─── Data ───

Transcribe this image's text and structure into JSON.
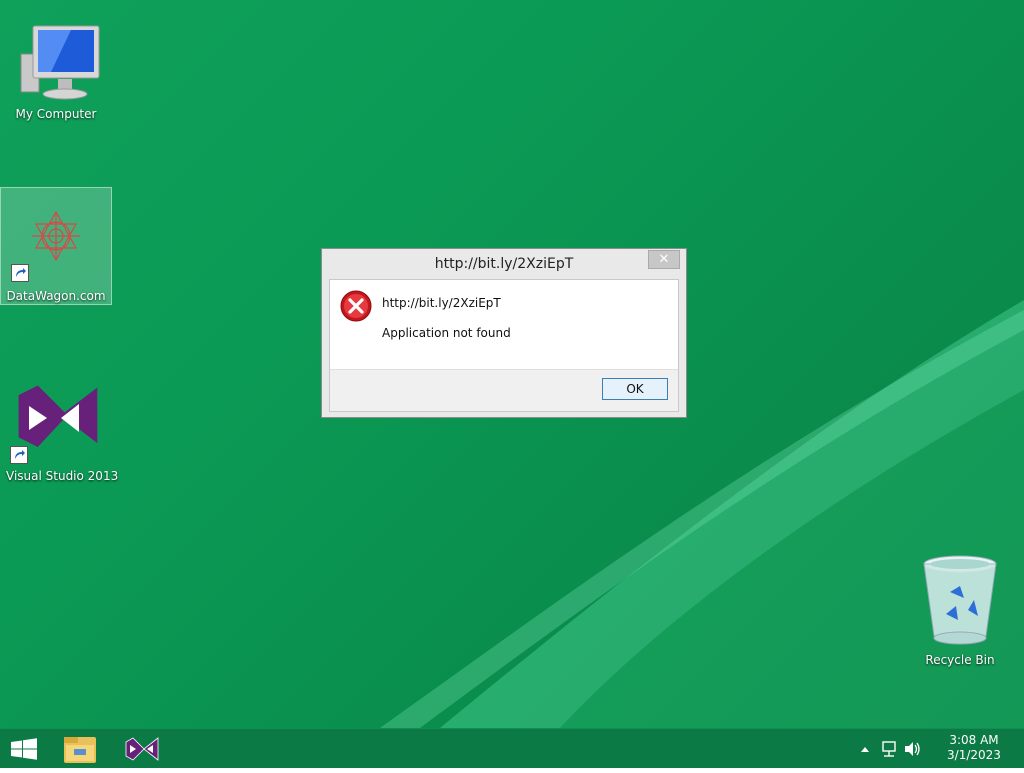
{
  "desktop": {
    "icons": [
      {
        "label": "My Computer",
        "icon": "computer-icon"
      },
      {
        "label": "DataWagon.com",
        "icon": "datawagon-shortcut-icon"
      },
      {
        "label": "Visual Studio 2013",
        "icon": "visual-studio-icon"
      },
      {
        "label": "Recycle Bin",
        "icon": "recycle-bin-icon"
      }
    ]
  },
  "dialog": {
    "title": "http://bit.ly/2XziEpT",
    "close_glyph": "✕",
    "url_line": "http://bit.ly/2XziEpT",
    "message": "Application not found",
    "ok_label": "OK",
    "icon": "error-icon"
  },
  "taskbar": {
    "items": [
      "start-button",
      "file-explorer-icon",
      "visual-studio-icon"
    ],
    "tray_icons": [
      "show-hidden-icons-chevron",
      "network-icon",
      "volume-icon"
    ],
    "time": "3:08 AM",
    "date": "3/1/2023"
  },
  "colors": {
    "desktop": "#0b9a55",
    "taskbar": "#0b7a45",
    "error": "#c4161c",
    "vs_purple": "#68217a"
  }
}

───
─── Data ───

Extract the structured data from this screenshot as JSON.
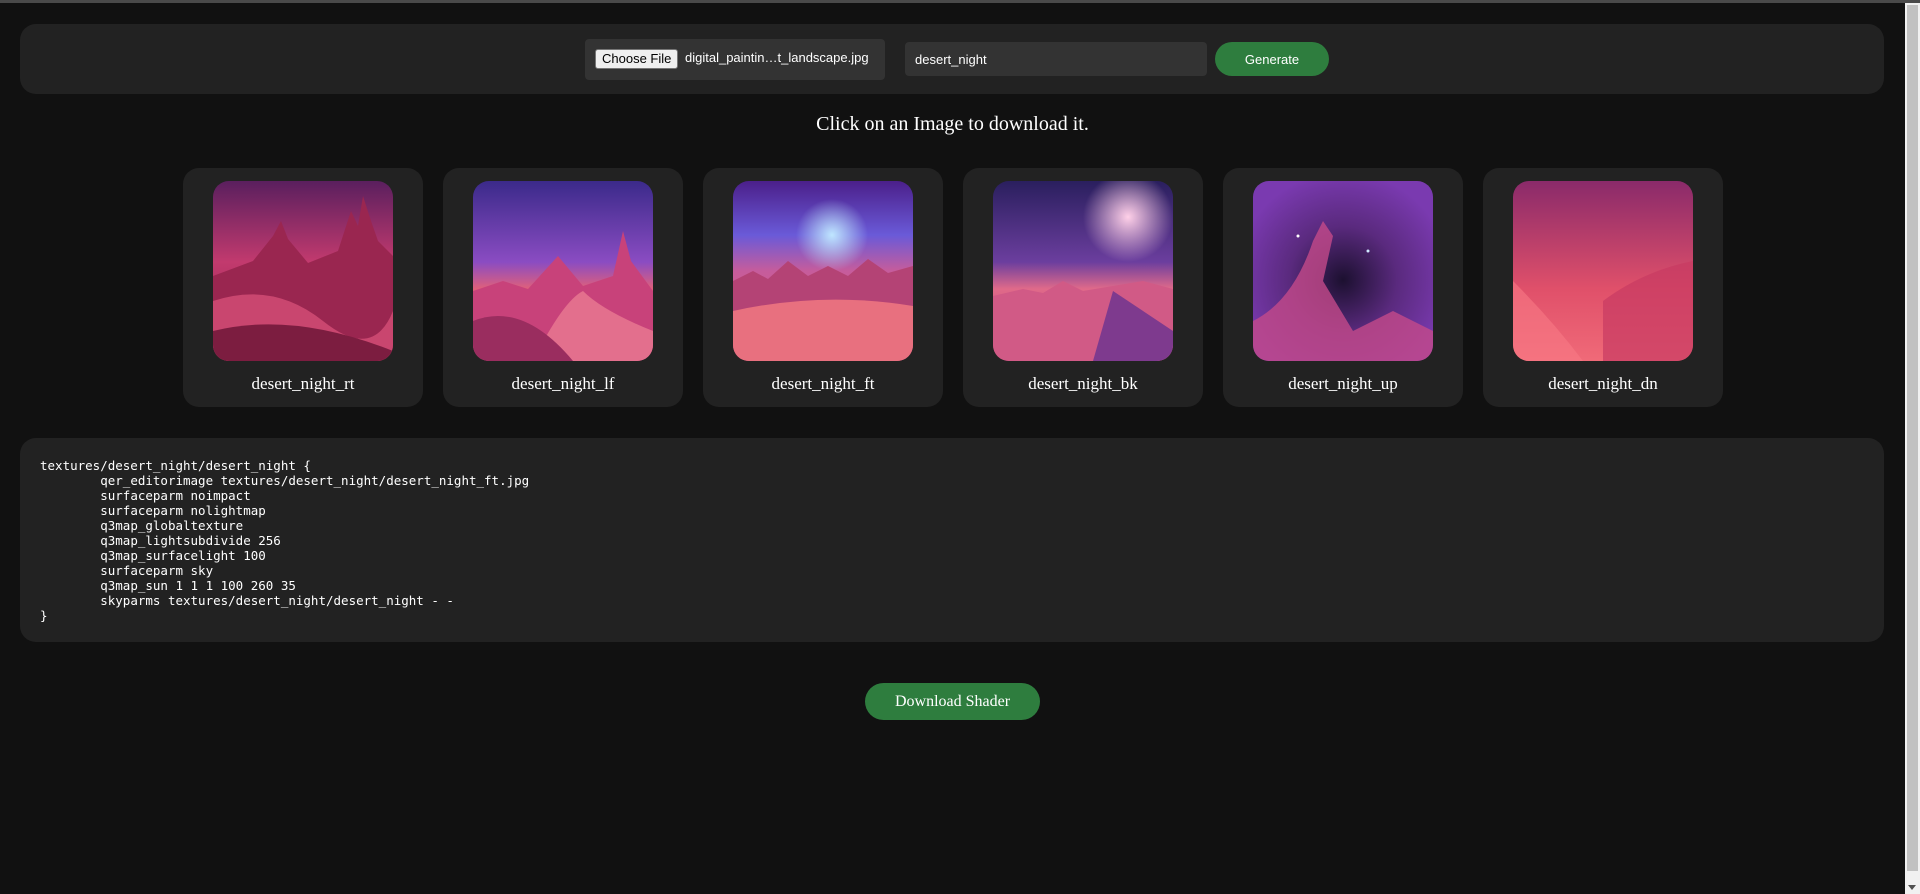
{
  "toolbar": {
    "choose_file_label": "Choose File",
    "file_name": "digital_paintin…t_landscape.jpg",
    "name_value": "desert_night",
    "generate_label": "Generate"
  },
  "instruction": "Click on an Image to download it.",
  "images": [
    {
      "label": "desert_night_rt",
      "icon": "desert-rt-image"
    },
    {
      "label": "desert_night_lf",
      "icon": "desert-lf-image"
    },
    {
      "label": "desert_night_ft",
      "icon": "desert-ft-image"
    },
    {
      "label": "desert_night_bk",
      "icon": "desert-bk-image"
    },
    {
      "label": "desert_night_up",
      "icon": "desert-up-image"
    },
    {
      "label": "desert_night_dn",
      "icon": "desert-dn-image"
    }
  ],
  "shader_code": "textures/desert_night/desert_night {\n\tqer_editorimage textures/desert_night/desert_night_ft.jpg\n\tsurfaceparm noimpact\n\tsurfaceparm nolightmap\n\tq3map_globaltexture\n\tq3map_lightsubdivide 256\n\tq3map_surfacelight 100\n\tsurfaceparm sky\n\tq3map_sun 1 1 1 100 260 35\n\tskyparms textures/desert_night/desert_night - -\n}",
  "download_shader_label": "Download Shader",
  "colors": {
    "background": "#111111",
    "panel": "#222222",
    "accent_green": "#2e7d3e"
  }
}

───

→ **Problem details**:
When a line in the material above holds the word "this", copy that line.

→ **Answer section**:
Transcribe this image's text and structure into JSON.
Extract the structured data from this screenshot as JSON.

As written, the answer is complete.